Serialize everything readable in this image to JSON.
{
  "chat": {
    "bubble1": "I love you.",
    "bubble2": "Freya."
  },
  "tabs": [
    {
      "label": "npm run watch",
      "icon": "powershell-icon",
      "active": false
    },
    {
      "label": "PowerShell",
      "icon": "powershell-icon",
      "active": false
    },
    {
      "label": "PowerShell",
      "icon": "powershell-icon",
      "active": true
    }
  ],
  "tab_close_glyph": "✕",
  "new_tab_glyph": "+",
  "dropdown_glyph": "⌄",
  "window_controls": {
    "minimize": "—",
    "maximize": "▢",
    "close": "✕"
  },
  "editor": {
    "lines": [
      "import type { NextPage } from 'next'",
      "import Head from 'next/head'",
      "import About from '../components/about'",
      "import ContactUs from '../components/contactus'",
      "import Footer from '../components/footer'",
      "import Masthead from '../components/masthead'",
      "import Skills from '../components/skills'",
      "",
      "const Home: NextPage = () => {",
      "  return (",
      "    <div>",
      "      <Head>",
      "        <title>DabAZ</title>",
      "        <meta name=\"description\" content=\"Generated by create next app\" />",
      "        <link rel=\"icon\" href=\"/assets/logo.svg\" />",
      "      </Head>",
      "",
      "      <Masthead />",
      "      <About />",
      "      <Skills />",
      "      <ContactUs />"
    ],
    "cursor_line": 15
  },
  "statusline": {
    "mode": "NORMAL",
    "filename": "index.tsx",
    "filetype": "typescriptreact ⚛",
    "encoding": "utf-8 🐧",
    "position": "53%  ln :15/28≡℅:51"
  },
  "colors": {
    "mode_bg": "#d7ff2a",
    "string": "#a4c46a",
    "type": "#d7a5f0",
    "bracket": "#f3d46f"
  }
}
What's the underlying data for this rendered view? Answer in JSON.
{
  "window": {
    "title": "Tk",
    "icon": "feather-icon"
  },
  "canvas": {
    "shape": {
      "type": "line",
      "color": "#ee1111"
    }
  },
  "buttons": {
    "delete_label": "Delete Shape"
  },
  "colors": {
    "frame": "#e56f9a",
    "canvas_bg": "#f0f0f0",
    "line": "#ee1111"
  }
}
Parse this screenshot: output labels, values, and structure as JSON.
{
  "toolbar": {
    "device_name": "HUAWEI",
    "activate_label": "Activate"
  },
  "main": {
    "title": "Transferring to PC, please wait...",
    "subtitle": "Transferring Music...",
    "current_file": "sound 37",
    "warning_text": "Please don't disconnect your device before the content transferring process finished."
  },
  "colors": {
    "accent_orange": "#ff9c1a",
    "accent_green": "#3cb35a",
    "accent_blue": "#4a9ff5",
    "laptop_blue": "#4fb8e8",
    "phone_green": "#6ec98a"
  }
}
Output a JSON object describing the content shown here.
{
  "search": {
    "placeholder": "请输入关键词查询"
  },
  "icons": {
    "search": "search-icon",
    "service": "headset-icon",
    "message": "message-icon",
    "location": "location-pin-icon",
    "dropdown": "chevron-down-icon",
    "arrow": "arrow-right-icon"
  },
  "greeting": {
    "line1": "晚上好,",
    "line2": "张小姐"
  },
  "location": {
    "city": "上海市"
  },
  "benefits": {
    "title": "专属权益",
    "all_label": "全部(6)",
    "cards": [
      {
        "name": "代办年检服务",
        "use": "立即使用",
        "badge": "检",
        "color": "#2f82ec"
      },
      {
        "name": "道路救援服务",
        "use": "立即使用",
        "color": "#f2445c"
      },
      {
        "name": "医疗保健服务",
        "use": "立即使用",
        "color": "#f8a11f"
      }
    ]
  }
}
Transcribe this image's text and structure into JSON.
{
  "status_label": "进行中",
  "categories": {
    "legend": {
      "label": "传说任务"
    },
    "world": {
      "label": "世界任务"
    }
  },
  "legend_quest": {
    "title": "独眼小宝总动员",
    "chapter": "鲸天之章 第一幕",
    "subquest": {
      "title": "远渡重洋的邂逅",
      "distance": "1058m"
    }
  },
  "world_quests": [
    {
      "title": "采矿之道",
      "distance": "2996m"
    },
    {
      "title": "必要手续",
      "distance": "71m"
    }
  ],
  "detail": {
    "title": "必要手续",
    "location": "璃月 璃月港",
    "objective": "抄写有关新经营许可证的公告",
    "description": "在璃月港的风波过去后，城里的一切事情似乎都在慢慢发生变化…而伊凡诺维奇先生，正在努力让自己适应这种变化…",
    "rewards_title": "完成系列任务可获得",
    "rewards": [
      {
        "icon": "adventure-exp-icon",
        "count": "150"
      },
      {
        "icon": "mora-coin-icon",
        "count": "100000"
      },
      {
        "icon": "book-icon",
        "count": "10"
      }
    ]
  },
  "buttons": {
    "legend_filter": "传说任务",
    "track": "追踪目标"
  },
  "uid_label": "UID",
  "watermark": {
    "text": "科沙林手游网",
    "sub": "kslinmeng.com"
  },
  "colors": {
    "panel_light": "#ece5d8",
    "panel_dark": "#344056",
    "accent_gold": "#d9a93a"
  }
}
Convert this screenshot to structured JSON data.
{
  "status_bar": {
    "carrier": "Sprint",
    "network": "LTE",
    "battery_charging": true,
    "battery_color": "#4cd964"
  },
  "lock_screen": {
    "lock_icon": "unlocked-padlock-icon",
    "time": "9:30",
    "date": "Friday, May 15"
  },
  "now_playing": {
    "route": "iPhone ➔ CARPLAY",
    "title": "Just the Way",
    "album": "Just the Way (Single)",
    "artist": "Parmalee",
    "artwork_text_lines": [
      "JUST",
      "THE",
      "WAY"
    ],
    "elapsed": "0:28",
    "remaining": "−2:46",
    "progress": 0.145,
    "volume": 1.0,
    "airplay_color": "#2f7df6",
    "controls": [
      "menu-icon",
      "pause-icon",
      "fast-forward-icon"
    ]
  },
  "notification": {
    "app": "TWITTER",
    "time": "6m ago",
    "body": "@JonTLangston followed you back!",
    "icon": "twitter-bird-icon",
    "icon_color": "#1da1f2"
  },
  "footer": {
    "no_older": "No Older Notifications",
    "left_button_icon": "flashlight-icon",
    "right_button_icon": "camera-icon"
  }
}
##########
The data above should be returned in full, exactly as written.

EXERCISE RESULT:
Serialize everything readable in this image to JSON.
{
  "chat": {
    "bubble1": "I love you.",
    "bubble2": "Freya."
  },
  "tabs": [
    {
      "label": "npm run watch",
      "icon": "powershell-icon",
      "active": false
    },
    {
      "label": "PowerShell",
      "icon": "powershell-icon",
      "active": false
    },
    {
      "label": "PowerShell",
      "icon": "powershell-icon",
      "active": true
    }
  ],
  "tab_close_glyph": "✕",
  "new_tab_glyph": "+",
  "dropdown_glyph": "⌄",
  "window_controls": {
    "minimize": "—",
    "maximize": "▢",
    "close": "✕"
  },
  "editor": {
    "lines": [
      "import type { NextPage } from 'next'",
      "import Head from 'next/head'",
      "import About from '../components/about'",
      "import ContactUs from '../components/contactus'",
      "import Footer from '../components/footer'",
      "import Masthead from '../components/masthead'",
      "import Skills from '../components/skills'",
      "",
      "const Home: NextPage = () => {",
      "  return (",
      "    <div>",
      "      <Head>",
      "        <title>DabAZ</title>",
      "        <meta name=\"description\" content=\"Generated by create next app\" />",
      "        <link rel=\"icon\" href=\"/assets/logo.svg\" />",
      "      </Head>",
      "",
      "      <Masthead />",
      "      <About />",
      "      <Skills />",
      "      <ContactUs />"
    ],
    "cursor_line": 15
  },
  "statusline": {
    "mode": "NORMAL",
    "filename": "index.tsx",
    "filetype": "typescriptreact ⚛",
    "encoding": "utf-8 🐧",
    "position": "53%  ln :15/28≡℅:51"
  },
  "colors": {
    "mode_bg": "#d7ff2a",
    "string": "#a4c46a",
    "type": "#d7a5f0",
    "bracket": "#f3d46f"
  }
}
What's the underlying data for this rendered view? Answer in JSON.
{
  "window": {
    "title": "Tk",
    "icon": "feather-icon"
  },
  "canvas": {
    "shape": {
      "type": "line",
      "color": "#ee1111"
    }
  },
  "buttons": {
    "delete_label": "Delete Shape"
  },
  "colors": {
    "frame": "#e56f9a",
    "canvas_bg": "#f0f0f0",
    "line": "#ee1111"
  }
}
Parse this screenshot: output labels, values, and structure as JSON.
{
  "toolbar": {
    "device_name": "HUAWEI",
    "activate_label": "Activate"
  },
  "main": {
    "title": "Transferring to PC, please wait...",
    "subtitle": "Transferring Music...",
    "current_file": "sound 37",
    "warning_text": "Please don't disconnect your device before the content transferring process finished."
  },
  "colors": {
    "accent_orange": "#ff9c1a",
    "accent_green": "#3cb35a",
    "accent_blue": "#4a9ff5",
    "laptop_blue": "#4fb8e8",
    "phone_green": "#6ec98a"
  }
}
Output a JSON object describing the content shown here.
{
  "search": {
    "placeholder": "请输入关键词查询"
  },
  "icons": {
    "search": "search-icon",
    "service": "headset-icon",
    "message": "message-icon",
    "location": "location-pin-icon",
    "dropdown": "chevron-down-icon",
    "arrow": "arrow-right-icon"
  },
  "greeting": {
    "line1": "晚上好,",
    "line2": "张小姐"
  },
  "location": {
    "city": "上海市"
  },
  "benefits": {
    "title": "专属权益",
    "all_label": "全部(6)",
    "cards": [
      {
        "name": "代办年检服务",
        "use": "立即使用",
        "badge": "检",
        "color": "#2f82ec"
      },
      {
        "name": "道路救援服务",
        "use": "立即使用",
        "color": "#f2445c"
      },
      {
        "name": "医疗保健服务",
        "use": "立即使用",
        "color": "#f8a11f"
      }
    ]
  }
}
Transcribe this image's text and structure into JSON.
{
  "status_label": "进行中",
  "categories": {
    "legend": {
      "label": "传说任务"
    },
    "world": {
      "label": "世界任务"
    }
  },
  "legend_quest": {
    "title": "独眼小宝总动员",
    "chapter": "鲸天之章 第一幕",
    "subquest": {
      "title": "远渡重洋的邂逅",
      "distance": "1058m"
    }
  },
  "world_quests": [
    {
      "title": "采矿之道",
      "distance": "2996m"
    },
    {
      "title": "必要手续",
      "distance": "71m"
    }
  ],
  "detail": {
    "title": "必要手续",
    "location": "璃月 璃月港",
    "objective": "抄写有关新经营许可证的公告",
    "description": "在璃月港的风波过去后，城里的一切事情似乎都在慢慢发生变化…而伊凡诺维奇先生，正在努力让自己适应这种变化…",
    "rewards_title": "完成系列任务可获得",
    "rewards": [
      {
        "icon": "adventure-exp-icon",
        "count": "150"
      },
      {
        "icon": "mora-coin-icon",
        "count": "100000"
      },
      {
        "icon": "book-icon",
        "count": "10"
      }
    ]
  },
  "buttons": {
    "legend_filter": "传说任务",
    "track": "追踪目标"
  },
  "uid_label": "UID",
  "watermark": {
    "text": "科沙林手游网",
    "sub": "kslinmeng.com"
  },
  "colors": {
    "panel_light": "#ece5d8",
    "panel_dark": "#344056",
    "accent_gold": "#d9a93a"
  }
}
Convert this screenshot to structured JSON data.
{
  "status_bar": {
    "carrier": "Sprint",
    "network": "LTE",
    "battery_charging": true,
    "battery_color": "#4cd964"
  },
  "lock_screen": {
    "lock_icon": "unlocked-padlock-icon",
    "time": "9:30",
    "date": "Friday, May 15"
  },
  "now_playing": {
    "route": "iPhone ➔ CARPLAY",
    "title": "Just the Way",
    "album": "Just the Way (Single)",
    "artist": "Parmalee",
    "artwork_text_lines": [
      "JUST",
      "THE",
      "WAY"
    ],
    "elapsed": "0:28",
    "remaining": "−2:46",
    "progress": 0.145,
    "volume": 1.0,
    "airplay_color": "#2f7df6",
    "controls": [
      "menu-icon",
      "pause-icon",
      "fast-forward-icon"
    ]
  },
  "notification": {
    "app": "TWITTER",
    "time": "6m ago",
    "body": "@JonTLangston followed you back!",
    "icon": "twitter-bird-icon",
    "icon_color": "#1da1f2"
  },
  "footer": {
    "no_older": "No Older Notifications",
    "left_button_icon": "flashlight-icon",
    "right_button_icon": "camera-icon"
  }
}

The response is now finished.